The housing units are located at 12 Rue Jean-Bart in Paris' wealthy sixth arrondissement, one of the city's central districts, and were designed to destigmatise social housing by giving it an appealing aesthetic.
Built for a total of €2 million, the project contains eight apartments ranging in size from studios to two-bedroom units of 68 square metres. The building's scalloped stepped facade forms layers of peaks that recall the look of waves or meringue.
The site had previously held a single-storey police station, and Quinton, who was assisted on the project by architect Charles Rosenfeld as the project leader, said he aimed for the new building to find a balance between having a discreet presence and an intentionally contemporary architectural style.
"Conceptually, the project aims to bring up its architectural quality to the same level as that of its refined neighbours, without any discrimination and with fewer financial resources," Quinton told Dezeen.
"The use of solid limestone and some distinctly Parisian architectural elements, paired with the attentively studied window dimensions, allow the building to fit in with its local environment."
"At the urban scale, the project blends and disappears into the built landscape," he continued. "At the building scale, its strong presence and architectural identity add value to social housing."
The creamy white limestone used for the facade comes from the nearby Vassens quarry and was cut into smoothly curved pieces with the help of a digital model to optimise the cut-out placement and reduce material waste.
Due to the effects of perspective, the facade appears more curved at the top than along its front, which helped Quinton to give the building a strong identity while still blending it in with the surrounding architecture.
He also made only the first five storeys visible from street level, while a further three storeys are progressively stepped back, giving the building a less imposing presence and blocking less light.
The flats on the top three floors benefit from slender outdoor terraces as their indoor space shrinks.
The facade otherwise has a minimalist appearance, with an intentionally spare use of detail to give it a contemporary look.
The building's curves are subtly echoed in the design of the white Juliet balcony balustrades and pale green door grills.
Inside, a concrete spiral staircase at the back of the building leads to one apartment on each floor except for the fifth, which has two smaller studios.
Quinton developed the floor plan so that there would be an uninterrupted connection from the stairs through the landing and into the entrance hall and either the living room or a bedroom in every apartment, allowing light to flow through and views of the city to be emphasised.

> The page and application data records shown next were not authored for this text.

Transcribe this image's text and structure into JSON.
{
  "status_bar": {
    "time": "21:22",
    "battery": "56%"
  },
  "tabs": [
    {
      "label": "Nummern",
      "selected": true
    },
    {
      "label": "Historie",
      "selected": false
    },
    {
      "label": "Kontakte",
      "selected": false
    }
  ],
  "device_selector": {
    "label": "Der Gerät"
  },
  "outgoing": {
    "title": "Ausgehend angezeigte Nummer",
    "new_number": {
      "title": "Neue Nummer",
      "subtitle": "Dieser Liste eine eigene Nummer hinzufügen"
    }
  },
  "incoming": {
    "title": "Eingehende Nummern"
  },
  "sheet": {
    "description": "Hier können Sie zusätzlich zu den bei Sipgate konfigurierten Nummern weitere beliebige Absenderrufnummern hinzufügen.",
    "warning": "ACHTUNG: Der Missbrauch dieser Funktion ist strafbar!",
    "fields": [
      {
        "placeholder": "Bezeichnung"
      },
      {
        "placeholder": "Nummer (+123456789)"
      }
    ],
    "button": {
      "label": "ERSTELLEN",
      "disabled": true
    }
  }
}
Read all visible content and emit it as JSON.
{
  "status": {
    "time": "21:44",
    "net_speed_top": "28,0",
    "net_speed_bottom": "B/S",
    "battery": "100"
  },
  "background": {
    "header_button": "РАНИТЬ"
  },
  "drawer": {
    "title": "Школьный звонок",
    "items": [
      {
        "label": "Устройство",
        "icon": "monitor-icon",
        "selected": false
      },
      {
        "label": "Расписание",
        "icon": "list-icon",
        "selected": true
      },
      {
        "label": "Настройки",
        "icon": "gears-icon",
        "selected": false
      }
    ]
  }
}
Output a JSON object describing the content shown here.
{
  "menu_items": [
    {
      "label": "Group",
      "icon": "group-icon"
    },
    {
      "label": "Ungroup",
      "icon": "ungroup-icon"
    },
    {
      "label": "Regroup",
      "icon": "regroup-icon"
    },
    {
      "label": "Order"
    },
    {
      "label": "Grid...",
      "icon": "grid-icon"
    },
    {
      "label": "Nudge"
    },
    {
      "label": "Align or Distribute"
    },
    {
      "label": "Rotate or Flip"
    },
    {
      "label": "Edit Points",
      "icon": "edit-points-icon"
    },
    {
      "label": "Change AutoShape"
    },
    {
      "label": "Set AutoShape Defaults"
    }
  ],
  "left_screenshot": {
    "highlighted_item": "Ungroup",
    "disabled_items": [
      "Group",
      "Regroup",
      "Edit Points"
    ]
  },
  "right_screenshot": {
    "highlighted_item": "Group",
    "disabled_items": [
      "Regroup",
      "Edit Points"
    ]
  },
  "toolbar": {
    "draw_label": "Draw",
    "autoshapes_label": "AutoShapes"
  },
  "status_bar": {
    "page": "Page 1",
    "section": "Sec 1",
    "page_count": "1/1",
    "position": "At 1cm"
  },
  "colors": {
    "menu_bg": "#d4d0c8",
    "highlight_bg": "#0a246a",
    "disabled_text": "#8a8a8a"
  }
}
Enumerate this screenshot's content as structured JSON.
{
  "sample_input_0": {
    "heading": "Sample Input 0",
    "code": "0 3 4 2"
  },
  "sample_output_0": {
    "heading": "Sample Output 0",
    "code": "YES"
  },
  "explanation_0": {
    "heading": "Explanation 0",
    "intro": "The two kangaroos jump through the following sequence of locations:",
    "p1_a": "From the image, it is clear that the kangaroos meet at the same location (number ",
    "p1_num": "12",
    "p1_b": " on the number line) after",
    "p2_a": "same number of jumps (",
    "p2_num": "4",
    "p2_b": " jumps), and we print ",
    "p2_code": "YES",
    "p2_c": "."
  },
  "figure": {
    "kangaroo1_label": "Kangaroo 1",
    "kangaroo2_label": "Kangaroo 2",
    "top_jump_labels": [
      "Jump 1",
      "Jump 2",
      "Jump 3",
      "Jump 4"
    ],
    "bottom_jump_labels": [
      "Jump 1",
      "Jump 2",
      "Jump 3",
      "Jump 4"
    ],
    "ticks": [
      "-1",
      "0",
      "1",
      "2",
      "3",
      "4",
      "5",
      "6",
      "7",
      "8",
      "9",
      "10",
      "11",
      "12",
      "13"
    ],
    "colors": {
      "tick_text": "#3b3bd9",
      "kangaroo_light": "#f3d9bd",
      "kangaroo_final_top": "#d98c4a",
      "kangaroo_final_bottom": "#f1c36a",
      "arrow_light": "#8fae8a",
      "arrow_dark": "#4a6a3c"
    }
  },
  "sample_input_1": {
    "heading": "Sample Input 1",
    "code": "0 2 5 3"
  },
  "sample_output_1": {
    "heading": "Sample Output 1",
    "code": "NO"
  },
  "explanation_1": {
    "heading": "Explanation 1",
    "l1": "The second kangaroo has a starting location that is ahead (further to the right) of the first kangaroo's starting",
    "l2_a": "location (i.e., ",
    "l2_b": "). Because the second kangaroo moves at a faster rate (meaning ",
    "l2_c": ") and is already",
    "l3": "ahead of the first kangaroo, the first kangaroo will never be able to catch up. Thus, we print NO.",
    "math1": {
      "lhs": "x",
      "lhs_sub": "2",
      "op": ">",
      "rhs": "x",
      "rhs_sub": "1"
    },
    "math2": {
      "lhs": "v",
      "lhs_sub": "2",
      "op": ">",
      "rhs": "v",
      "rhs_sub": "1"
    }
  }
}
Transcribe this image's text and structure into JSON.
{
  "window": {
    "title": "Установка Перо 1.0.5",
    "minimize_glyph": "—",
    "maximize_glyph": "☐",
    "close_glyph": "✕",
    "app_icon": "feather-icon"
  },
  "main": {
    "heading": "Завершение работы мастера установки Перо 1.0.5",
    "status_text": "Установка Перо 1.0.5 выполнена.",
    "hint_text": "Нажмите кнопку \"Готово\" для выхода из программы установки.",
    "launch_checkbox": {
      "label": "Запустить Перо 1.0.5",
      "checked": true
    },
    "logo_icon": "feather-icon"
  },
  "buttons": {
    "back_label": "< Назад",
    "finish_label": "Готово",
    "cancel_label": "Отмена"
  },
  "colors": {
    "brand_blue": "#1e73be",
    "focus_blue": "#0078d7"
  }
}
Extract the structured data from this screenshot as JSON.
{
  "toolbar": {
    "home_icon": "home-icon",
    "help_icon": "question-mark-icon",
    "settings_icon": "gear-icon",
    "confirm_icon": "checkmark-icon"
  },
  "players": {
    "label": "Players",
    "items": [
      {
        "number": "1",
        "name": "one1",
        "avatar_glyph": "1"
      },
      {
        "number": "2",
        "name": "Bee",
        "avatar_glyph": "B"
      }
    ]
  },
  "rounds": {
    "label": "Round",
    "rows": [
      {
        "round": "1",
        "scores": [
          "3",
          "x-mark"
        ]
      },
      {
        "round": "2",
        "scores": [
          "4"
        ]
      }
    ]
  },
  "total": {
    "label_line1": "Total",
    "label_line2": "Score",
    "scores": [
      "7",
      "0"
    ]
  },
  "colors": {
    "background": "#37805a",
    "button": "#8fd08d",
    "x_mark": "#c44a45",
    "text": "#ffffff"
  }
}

"This layout renews the Parisian tradition of the connection between the picturesque universe of the courtyard and the more homogeneous one of the street," said Quinton.
In total, the building covers 550 square metres. The interiors feature a warm palette of materials, selected to create a calming environment.
The architect preferenced local materials, such as the soft green ogee floor tiles in the lobby, which come from artisans in Normandy.
Quinton founded his architecture office in 2003 and also serves as the director of the National Architecture School of Versailles.
Paris's mayor, Anne Hidalgo, has made housing a priority since her election in 2014, and is currently adding 7,000 units of new social housing a year, up from roughly 5,000 a year under the previous administration.
This is achieved through a combination of new construction, conversion of existing buildings and buying apartment to take them off the private market.
Other social housing projects in the French capital include O4A by Brisac Gonzalez and Antoine Régnault, which has units stacked over a school, and a hempcrete building by Barrault Pressacco in the 18th arrondissement.
The photography is by Florent Michel.